Words by Sean Moeller, Illustration by Johnnie Cluney, Recordings engineered by Mike Gentry and Brett Allen
One of the things that we're supposed to take wholly for granted is the idea that no matter how bad a day and night might be, our consolation prize is that the sun's going to come up the next day and the next day and the next, ceremoniously wiping out the previous ones, though not doing anything to rid us of what actually happened on those pages of our lives. It's supposed to be a great leg, to have that to stand on, this incredibly loyal offering from the sun and the earth's rotation. It's just bound to happen, that sun choking itself over the horizon in a gifted approach that goes from grapefruit to squash to sunflower and back to grapefruit every day. It has to happen because we can't possibly comprehend what it would mean if it didn't. Well, we're either dead or about to be. The thing with Abigail Washburn is that, even though she fosters the sort of hopefulness in the beauty of renewal, in the new light that we're about to have bestowed upon us as our grogginess wears off and we take our emptying out piss in the morning, she makes it sound as if she earns her morning's rising sun. It is not taken for granted and you can hear it on "Bright Morning Stars," the closing cut on her newest album, "City of Refuge," where the day is breaking in her soul and it sounds as if there's absolutely nothing better than that feeling. We come into it chapped and sunken, dragging our limbs around as if they were sneakily filled with cannonballs.
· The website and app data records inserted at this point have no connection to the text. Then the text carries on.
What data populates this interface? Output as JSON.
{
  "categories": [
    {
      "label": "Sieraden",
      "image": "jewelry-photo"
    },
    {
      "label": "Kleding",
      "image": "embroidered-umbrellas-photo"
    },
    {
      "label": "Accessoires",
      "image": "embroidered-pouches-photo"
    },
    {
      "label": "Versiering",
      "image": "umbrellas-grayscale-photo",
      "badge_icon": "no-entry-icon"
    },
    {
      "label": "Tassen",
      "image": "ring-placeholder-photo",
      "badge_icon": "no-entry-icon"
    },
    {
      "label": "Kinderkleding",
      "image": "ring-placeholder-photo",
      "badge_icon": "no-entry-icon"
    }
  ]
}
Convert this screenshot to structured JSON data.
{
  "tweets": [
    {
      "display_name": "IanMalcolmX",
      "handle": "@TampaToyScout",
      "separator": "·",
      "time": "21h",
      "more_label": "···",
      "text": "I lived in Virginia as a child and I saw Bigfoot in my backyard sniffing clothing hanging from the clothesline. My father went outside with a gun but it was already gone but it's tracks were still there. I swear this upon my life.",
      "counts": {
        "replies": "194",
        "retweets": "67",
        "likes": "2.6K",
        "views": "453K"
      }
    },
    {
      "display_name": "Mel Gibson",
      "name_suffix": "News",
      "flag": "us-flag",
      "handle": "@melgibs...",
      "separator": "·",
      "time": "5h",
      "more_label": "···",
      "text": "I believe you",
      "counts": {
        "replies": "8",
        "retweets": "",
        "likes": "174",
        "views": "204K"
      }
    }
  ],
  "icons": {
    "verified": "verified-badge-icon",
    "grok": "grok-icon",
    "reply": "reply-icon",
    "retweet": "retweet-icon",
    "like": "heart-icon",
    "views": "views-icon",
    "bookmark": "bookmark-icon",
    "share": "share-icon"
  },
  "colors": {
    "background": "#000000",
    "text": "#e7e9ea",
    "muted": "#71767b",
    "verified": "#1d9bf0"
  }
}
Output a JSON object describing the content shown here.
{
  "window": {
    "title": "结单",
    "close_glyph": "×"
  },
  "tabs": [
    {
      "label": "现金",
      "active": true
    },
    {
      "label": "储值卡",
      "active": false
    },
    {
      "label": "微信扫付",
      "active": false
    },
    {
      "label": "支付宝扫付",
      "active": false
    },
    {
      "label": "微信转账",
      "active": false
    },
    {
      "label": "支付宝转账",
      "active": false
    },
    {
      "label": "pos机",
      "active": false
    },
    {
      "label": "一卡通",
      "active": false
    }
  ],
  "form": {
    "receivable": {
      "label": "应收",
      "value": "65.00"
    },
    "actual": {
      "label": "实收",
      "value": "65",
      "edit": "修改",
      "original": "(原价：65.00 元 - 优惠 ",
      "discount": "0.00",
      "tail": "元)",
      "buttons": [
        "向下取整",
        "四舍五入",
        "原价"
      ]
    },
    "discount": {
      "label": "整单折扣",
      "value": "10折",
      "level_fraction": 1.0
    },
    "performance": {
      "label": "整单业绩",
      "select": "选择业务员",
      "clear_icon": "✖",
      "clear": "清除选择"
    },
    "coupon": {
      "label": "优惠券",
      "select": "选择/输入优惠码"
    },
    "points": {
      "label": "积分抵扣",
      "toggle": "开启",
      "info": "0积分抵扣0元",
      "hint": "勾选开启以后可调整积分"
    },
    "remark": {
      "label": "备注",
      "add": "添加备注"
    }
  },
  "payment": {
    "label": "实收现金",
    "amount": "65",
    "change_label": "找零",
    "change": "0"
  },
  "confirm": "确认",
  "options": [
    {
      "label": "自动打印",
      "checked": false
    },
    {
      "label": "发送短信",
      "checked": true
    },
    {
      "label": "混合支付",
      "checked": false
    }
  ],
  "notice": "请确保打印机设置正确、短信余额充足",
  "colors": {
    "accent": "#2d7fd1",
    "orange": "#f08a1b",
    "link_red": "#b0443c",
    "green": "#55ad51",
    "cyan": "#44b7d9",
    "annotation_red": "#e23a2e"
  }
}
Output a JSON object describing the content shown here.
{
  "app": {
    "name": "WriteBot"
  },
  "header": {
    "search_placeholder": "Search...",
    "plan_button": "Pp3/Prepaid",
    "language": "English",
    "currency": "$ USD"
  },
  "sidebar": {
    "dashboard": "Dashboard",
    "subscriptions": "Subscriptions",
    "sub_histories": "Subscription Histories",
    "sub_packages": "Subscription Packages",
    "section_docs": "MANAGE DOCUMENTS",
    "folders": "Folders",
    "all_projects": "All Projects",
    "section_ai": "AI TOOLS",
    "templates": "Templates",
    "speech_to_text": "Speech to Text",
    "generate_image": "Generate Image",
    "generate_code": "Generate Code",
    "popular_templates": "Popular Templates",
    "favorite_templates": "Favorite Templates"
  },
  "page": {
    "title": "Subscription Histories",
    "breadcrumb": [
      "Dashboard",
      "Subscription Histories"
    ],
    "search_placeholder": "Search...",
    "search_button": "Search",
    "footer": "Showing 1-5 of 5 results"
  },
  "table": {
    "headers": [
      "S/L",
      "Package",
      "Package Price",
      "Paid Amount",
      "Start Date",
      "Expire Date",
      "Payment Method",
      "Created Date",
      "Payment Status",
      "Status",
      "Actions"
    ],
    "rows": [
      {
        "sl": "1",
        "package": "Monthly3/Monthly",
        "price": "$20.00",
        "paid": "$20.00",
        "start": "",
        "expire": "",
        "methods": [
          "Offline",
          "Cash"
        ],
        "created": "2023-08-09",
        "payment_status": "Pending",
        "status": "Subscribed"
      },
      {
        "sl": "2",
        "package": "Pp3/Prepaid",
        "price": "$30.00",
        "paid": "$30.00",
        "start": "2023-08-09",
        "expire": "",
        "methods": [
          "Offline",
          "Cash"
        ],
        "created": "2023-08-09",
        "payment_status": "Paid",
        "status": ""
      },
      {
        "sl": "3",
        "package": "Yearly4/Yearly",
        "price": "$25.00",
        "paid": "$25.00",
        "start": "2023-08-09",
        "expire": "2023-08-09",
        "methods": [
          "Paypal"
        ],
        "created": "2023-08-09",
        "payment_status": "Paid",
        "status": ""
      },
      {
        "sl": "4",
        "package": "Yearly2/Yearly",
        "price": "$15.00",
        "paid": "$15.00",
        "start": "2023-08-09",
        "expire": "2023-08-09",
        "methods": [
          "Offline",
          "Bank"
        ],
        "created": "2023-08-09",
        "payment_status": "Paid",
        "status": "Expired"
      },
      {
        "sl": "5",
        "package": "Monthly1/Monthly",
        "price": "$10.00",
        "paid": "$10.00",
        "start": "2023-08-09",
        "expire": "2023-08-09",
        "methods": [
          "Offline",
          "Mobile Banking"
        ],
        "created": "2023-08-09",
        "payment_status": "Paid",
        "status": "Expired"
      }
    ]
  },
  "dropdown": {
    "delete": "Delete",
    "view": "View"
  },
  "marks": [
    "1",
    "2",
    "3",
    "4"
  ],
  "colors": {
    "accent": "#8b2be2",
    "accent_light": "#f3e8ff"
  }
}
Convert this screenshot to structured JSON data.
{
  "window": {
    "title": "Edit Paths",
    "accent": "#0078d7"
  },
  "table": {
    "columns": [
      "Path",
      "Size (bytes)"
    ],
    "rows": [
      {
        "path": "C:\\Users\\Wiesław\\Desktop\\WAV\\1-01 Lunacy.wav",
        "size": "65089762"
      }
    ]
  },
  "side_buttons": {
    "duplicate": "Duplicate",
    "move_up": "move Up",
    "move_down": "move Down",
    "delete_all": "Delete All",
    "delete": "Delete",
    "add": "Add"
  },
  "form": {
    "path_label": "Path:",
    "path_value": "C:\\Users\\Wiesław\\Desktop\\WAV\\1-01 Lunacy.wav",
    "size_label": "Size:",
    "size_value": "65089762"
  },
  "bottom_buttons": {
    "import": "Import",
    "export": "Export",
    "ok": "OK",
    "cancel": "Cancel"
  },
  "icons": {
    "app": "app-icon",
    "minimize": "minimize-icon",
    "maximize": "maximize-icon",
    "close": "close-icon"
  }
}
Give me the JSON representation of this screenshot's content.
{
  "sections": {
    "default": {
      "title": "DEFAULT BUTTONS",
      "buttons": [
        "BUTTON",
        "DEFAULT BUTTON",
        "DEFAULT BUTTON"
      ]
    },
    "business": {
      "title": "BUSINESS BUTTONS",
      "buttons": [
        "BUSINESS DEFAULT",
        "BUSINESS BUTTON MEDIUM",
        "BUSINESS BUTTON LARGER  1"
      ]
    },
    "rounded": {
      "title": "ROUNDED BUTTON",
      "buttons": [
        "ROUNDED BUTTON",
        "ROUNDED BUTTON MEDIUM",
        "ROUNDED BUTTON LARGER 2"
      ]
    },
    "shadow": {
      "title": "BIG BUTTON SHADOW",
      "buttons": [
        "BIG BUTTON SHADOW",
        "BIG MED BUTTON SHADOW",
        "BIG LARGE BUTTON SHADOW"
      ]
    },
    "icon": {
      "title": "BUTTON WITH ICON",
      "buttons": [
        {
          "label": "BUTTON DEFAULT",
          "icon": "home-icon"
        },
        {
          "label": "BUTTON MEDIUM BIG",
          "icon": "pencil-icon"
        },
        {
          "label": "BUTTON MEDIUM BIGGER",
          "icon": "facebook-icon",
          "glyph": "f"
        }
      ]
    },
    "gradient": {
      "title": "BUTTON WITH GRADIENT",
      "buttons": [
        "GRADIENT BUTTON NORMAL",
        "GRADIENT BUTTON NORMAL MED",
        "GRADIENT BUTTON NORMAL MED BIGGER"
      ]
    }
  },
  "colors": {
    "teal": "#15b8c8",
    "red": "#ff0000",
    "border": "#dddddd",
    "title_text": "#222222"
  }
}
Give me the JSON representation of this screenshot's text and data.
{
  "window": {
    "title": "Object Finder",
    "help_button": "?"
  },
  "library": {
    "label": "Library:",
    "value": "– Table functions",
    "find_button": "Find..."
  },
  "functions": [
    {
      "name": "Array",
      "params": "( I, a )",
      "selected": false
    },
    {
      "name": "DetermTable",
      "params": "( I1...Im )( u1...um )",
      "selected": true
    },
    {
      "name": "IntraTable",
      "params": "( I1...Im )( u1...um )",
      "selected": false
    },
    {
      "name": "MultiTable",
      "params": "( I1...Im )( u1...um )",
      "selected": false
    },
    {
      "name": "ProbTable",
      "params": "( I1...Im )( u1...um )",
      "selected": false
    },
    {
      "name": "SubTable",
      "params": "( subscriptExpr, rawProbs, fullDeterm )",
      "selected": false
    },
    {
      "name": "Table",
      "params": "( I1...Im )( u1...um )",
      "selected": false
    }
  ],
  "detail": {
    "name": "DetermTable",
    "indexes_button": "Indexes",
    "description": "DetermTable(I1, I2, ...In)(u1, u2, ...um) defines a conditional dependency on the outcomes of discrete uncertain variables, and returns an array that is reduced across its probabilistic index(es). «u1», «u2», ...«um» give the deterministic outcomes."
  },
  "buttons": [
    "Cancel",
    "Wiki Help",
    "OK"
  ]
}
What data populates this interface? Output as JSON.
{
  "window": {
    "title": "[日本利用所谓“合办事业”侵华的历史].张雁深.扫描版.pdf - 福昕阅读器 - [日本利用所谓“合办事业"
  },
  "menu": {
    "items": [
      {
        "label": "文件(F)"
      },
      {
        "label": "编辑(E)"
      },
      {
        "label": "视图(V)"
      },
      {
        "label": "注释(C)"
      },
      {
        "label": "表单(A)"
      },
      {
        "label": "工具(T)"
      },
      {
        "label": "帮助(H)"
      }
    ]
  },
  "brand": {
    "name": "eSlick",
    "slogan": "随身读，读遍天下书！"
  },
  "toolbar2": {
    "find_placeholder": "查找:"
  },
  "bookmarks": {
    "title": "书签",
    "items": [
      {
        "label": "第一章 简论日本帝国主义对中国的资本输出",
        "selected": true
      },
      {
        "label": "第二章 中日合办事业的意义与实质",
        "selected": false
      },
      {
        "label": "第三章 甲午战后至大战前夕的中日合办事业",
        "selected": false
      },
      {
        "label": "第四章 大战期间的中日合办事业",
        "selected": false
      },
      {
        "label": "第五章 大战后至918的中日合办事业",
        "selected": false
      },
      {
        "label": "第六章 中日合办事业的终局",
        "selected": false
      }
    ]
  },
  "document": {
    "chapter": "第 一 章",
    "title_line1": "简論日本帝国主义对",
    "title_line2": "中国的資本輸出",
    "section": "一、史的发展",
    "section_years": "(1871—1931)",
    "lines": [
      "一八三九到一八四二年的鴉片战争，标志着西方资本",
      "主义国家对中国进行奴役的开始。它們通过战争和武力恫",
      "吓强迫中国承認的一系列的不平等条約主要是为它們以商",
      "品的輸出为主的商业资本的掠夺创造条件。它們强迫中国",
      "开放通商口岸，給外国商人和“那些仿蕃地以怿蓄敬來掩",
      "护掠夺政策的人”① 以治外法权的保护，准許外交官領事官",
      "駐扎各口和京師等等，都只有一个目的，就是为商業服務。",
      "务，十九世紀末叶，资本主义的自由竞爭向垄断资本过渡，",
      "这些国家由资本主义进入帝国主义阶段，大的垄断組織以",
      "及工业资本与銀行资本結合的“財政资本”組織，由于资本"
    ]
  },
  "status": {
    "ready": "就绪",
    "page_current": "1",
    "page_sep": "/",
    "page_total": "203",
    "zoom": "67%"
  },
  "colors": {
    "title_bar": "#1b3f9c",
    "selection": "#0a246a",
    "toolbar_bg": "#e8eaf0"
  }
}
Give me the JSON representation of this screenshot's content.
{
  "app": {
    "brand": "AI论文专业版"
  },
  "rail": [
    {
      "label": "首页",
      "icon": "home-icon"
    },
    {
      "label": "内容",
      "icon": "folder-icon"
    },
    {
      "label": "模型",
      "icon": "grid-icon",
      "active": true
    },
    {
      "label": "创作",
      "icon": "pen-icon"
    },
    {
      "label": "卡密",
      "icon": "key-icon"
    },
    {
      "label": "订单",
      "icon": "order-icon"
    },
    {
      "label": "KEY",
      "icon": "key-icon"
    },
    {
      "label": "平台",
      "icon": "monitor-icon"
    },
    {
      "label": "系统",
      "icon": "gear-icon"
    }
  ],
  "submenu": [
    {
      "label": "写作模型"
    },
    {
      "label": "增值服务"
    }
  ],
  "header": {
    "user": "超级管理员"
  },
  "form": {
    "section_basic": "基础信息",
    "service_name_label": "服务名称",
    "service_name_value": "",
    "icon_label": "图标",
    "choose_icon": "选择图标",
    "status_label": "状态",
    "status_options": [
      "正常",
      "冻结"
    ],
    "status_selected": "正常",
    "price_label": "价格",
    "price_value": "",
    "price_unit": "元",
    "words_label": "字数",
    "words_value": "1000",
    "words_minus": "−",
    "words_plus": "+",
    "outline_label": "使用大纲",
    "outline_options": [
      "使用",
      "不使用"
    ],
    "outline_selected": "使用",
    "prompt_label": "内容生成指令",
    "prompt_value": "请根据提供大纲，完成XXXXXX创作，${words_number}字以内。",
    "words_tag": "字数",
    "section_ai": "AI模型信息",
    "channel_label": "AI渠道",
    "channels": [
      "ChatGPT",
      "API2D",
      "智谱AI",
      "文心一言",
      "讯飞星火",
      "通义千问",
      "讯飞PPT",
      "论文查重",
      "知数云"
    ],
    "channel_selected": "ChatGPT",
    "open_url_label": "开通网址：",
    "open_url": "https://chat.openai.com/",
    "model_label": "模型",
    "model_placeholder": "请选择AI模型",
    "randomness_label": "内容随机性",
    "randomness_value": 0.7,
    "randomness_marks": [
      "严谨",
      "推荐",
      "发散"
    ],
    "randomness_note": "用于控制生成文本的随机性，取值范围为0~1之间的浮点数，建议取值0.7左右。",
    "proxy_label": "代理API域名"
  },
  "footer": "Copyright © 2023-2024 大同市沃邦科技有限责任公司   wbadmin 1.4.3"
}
The Nashville singer and songwriter takes us into the cold nightmares of the heart that aren't filled with devils and bogeymen, but with the regrets of passing days, of people we didn't get a chance to pay of last respects to and to the gobs and gobs of people that we feel like we didn't give enough of our love to. They are the nightmares of the everyman and everywoman, those that are impossible to forget about no matter how hard anyone tries. She upholsters these moments in a bluegrassy, folk tint that makes the flames and the real nasty hurt feel a little more subtle or meant to be in there, just the way of it. On "Last Train," Washburn sings, "Can't you hear that last train come rollin'/Come to carry old days away/Can't you hear the hard times and high times slippin' away/People lie for a reason/Like the law, they make up your mind," as if there was actually something that could do away with all of the before: the old pictures, the old feelings, the old times, the old people. But there's no such thing and there's no such escape from one day to the next, from one grapefruit red morning to the following grapefruit red night. "Dreams of Nectar" is one of the best songs of the year and Washburn is a poet in her prime when she sings, "Weary eyes don't see the difference 'tween the dark and the light/Ten years later papa wrote me sayin' mama had died/Wish that I could see her face now and the hope in her eyes/Wish that I could see her face now and the hope in her eyes/I'm just old now, all alone, in a land of fertile lies/I see my unborn babies, tired birds in the sky/I see my unborn babies, tired birds in the sky/Before I die, grant me one thing, grant one thing to me/Don't let me dream of nectar, make me the fruit on the tree." Yes, everyone, days are tough, right up until the end, maybe not individually, but altogether, as our final statement is visible, we see it. Washburn helps it.